Belcea Quartet - Brahms: String Quartets & Piano Quintet - Gramophone
In 2003 the Belcea Quartet recorded a nerves-on-a-knife’s-edge account of Brahms’s C minor Quartet (Op 51 No 1) for EMI. Here, more than a decade on, their conception retains its essential ferocity, though without quite so much exhausting franticness. Brahms’s score has so much agitation written right into it – jagged melodic contours, motivic obsessiveness and gasping down-beats – that pushing hard is less effective than merely pulling taut. The fractionally broader perspective presented on this new Alpha recording is more satisfying, not only in its elucidation of detail – listen, for example, to the weight of the marcato passages in the first movement, beginning at 6'02" – but also in conveying warm affection. The slow movement is considerably more compelling here as a result, with enhanced sensitivity to harmonic subtleties.
In some respects, the Belcea’s interpretation of Op 51 No 2 is more impressive still, carefully balancing rigour and spontaneity. Indeed, the musicians are often daringly free with tempo but to eloquent effect. Note the way they lean yearningly into the long notes of the first movement’s second theme, or to the passionate impulsivity of the Andante moderato. What a surprise, then, that the opening Vivace of Op 67 sounds so rhythmically and emotionally strait-laced; there’s none of the playful exuberance one hears in the Takács Quartet’s recording, for instance.
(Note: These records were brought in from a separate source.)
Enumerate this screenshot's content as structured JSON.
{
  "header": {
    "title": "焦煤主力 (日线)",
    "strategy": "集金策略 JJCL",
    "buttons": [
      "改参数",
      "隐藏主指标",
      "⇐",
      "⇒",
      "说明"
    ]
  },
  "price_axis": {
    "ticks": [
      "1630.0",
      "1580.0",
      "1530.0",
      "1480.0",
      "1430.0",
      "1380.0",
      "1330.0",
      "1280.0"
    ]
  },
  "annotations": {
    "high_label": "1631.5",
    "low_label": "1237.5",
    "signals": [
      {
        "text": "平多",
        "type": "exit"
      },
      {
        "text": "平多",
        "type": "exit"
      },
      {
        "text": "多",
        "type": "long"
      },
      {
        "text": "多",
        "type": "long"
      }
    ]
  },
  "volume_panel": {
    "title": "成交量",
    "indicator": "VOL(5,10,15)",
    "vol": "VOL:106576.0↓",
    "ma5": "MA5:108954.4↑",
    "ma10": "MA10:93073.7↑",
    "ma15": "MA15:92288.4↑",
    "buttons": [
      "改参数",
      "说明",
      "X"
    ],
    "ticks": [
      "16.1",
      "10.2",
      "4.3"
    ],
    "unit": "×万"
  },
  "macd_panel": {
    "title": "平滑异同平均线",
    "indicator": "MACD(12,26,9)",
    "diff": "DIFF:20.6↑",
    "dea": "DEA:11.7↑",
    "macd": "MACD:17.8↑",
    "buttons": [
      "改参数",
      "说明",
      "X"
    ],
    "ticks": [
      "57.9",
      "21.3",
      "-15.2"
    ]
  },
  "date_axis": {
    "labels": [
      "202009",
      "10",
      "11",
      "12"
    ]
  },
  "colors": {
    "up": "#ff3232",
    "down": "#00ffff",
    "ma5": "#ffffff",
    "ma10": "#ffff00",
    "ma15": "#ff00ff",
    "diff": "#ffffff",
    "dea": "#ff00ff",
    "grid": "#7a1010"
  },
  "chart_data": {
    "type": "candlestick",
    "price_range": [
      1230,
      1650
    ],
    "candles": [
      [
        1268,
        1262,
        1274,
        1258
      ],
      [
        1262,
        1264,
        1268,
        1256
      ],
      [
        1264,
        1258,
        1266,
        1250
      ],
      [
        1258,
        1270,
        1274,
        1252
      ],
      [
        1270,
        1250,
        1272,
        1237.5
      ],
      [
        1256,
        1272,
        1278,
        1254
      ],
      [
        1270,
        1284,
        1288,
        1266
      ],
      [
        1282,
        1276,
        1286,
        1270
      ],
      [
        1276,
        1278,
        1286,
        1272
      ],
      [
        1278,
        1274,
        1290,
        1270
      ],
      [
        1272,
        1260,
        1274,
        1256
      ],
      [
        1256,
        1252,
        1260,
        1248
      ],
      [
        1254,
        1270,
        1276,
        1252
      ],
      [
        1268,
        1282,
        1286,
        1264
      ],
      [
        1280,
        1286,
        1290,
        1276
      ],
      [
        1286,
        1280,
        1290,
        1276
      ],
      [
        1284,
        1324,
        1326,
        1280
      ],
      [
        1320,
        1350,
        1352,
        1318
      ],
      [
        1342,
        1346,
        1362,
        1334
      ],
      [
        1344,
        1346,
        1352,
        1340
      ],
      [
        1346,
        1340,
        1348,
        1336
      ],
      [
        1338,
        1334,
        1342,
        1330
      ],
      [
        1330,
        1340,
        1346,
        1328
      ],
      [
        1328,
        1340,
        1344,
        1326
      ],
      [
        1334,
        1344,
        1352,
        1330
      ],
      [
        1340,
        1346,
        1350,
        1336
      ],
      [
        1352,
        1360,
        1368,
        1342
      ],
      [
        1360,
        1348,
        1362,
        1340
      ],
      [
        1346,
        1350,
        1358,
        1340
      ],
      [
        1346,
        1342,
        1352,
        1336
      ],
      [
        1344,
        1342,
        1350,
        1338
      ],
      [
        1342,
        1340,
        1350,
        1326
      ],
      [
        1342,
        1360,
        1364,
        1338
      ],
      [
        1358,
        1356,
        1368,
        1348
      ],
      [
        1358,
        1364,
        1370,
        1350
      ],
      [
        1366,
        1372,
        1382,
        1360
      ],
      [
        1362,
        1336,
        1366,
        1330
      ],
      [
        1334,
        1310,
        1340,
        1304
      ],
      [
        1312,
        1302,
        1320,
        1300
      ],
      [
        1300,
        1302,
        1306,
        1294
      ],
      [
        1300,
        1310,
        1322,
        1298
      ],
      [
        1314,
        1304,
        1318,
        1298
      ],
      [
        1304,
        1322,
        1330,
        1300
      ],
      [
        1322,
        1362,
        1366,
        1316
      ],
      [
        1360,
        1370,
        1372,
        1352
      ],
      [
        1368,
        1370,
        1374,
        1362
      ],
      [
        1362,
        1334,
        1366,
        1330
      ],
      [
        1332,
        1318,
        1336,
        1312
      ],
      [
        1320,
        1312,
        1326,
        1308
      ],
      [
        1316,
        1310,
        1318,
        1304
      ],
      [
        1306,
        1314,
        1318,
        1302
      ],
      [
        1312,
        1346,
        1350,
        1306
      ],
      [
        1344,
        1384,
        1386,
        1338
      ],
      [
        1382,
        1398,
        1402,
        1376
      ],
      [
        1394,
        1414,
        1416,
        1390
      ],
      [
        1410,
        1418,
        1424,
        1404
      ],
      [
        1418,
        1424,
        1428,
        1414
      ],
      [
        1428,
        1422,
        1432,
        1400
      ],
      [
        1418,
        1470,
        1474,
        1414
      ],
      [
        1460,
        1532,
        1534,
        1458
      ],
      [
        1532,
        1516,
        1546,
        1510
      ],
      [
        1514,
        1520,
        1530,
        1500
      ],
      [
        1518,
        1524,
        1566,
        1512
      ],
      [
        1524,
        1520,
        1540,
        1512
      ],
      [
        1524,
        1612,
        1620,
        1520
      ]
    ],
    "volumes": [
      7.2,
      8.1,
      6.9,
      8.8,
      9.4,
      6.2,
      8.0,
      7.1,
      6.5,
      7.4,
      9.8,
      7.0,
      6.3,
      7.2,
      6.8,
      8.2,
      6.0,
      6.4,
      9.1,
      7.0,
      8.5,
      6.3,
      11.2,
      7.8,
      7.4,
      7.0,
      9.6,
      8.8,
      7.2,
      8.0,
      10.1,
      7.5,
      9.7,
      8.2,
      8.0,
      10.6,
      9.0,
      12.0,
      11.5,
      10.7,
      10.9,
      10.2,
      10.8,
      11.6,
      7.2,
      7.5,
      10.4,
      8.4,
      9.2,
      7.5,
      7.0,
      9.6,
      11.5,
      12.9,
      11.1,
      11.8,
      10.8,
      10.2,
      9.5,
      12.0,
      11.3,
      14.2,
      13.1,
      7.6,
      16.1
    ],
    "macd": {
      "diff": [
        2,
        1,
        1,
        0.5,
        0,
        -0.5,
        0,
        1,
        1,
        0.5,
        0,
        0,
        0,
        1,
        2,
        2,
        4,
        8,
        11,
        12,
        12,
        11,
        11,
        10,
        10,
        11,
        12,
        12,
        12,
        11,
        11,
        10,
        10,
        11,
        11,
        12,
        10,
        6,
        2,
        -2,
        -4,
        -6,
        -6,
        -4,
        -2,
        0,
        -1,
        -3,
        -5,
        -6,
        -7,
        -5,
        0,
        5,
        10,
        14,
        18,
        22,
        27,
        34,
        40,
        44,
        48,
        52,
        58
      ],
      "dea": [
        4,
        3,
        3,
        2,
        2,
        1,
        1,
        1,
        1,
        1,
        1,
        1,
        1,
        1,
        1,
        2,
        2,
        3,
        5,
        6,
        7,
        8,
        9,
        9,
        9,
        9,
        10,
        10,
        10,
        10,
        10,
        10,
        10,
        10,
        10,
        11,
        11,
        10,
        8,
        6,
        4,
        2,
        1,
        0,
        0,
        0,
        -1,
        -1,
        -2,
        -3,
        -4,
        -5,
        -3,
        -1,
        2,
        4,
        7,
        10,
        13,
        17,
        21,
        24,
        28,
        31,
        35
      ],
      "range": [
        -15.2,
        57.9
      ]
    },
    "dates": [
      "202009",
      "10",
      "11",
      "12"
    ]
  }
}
Happily, the remaining movements find the Belcea back in form, and the final two movements are particularly engaging in their blend of sweetness and melancholy.
The Piano Quintet is, in many respects, exquisitely realised, with lovely chiaroscuro shadings and a rhythmic incisiveness that’s particularly effective in the Scherzo and finale. Indeed, the Scherzo is almost terrifying in its relentlessness, the dotted rhythms hammered out like morse code. Till Fellner and the quartet take considerable care over voicing, so that even thick textures have clarity. And, in the finale, they are among the few performers who observe Brahms’s instruction that the minim of the Poco sostenuto introduction and the crotchet of the Allegro non troppo be in the same tempo.
What’s missing here is the kind of lyrical abandon one hears in the A minor Quartet. It’s scrupulously musical but lacks the impetuousity of Hough and the Takács, as well as – in the slow movement – the rapt tenderness of Eschenbach and the Amadeus (DG). Those caveats aside, this new set offers sufficient insight and delight to be worthy of any devoted Brahmsian’s attention.